Three Myths About Hiring People with Convictions


Dec 13, 2023

Blue background with silhouettes of people in white, with a hand holding a magnifying glass over an arrow hitting the bullseye, photo by champpixs/Getty Images

Photo by champpixs/Getty Images

By Shawn D. Bushway and Jeffrey Korzenik

This commentary originally appeared on Harvard Business Review on December 13, 2023.

Employers are desperate to recruit hundreds of thousands of workers who seemingly have vanished from the workforce. People with criminal histories represent a large pool of labor that could fill the gap. So why aren't more managers hiring them?

We consistently hear of several fears: Fear the person will commit another crime. Fear of negligent hiring lawsuits. Fear of customer reactions or how other employees will respond.…

The remainder of this commentary is available at

Shawn Bushway is an adjunct policy researcher at the RAND Corporation and a professor at the University at Albany (SUNY). His body of work has evolved to focus on intersections between criminal history records and employment, building on extensive research on the process of desistance from crime. Jeffrey Korzenik is an economist and author of “Untapped Talent: How Second Chance Hiring Works for Your Business and the Community” (HarperCollins Leadership, April 2021).

More About This Commentary

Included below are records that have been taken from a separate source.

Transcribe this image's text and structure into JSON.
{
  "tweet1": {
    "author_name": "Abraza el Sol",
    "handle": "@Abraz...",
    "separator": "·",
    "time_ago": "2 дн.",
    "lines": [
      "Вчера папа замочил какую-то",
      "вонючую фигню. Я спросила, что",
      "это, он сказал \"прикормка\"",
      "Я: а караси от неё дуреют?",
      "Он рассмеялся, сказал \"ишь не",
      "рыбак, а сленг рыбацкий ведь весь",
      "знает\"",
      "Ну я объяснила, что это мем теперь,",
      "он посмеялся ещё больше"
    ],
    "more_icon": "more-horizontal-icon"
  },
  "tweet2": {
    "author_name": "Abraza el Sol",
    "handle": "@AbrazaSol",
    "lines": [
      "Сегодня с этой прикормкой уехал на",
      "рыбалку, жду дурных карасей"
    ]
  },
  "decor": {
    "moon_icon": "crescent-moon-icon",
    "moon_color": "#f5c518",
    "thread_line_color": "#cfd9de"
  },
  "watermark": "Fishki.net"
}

Commentary gives RAND researchers a platform to convey insights based on their professional expertise and often on their peer-reviewed research and analysis.